SAE’s Approach to Program Evaluation

Defining Your Appropriate Evaluation Measures
There is no one “right” evaluation. Rather, a host of evaluation questions may arise over the life of a program that might reasonably be asked at any point in time. Addressing these questions about program effectiveness means paying attention to documenting and measuring the implementation of the program and its success in achieving intended outcomes and using such information to be accountable to key stakeholders. Program evaluation is a tool with which to demonstrate accountability to an array of stakeholders who may include funding sources, policymakers, state, and local agencies implementing the program, and community leaders. Depending on the needs of stakeholders, program evaluation findings may demonstrate that the program makes a contribution to reducing morbidity and mortality or relevant risk factors; or that money is being spent appropriately and effectively; or that further funding, increased support, and policy change might lead to even more improved health outcomes. By holding programs accountable in these ways, evaluation helps to ensure that the most effective approaches are maintained and that limited resources are spent efficiently.
SAE’s Approach
SAE’s preferred approach is to develop an evaluation team that includes internal program staff, external stakeholders, and an SAE evaluator with subject matter and evaluation expertise that is aligned with the proposed project. The underlying logic of SAE’s Behavioral Health Evaluation Unit’s (Evaluation Unit) Framework is that good evaluation does not merely gather accurate evidence and draw valid conclusions but produces results that are used to make a difference. SAE frames each evaluation project using the following guides:
  • Utility: Who needs the evaluation results? Will the evaluation provide relevant information in a timely manner for them?
  • Feasibility: Are the planned evaluation activities realistic given the time, resources, and expertise at hand?
  • Propriety: Does the evaluation protect the rights of individuals and protect the welfare of those involved? Does it engage those most directly affected by the program and changes in the program, such as participants or the surrounding community?

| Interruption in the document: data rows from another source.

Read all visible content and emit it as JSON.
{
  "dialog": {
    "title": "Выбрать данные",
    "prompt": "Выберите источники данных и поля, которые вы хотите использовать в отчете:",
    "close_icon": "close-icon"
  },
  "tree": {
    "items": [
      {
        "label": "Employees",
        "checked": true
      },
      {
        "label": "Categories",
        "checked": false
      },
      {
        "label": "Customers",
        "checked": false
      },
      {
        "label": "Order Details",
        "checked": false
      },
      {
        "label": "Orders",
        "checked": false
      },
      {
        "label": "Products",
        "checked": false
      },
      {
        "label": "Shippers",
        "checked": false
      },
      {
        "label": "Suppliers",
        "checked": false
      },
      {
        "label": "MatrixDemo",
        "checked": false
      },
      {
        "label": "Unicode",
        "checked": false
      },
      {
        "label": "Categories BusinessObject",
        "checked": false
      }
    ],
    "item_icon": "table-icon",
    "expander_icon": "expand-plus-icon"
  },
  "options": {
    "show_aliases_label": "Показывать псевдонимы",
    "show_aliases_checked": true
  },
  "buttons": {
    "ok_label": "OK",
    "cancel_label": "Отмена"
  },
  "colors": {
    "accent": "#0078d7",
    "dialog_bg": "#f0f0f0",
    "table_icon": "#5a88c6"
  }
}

  • Accuracy: Will the evaluation produce findings that are valid and reliable, given the needs of those who will use the results?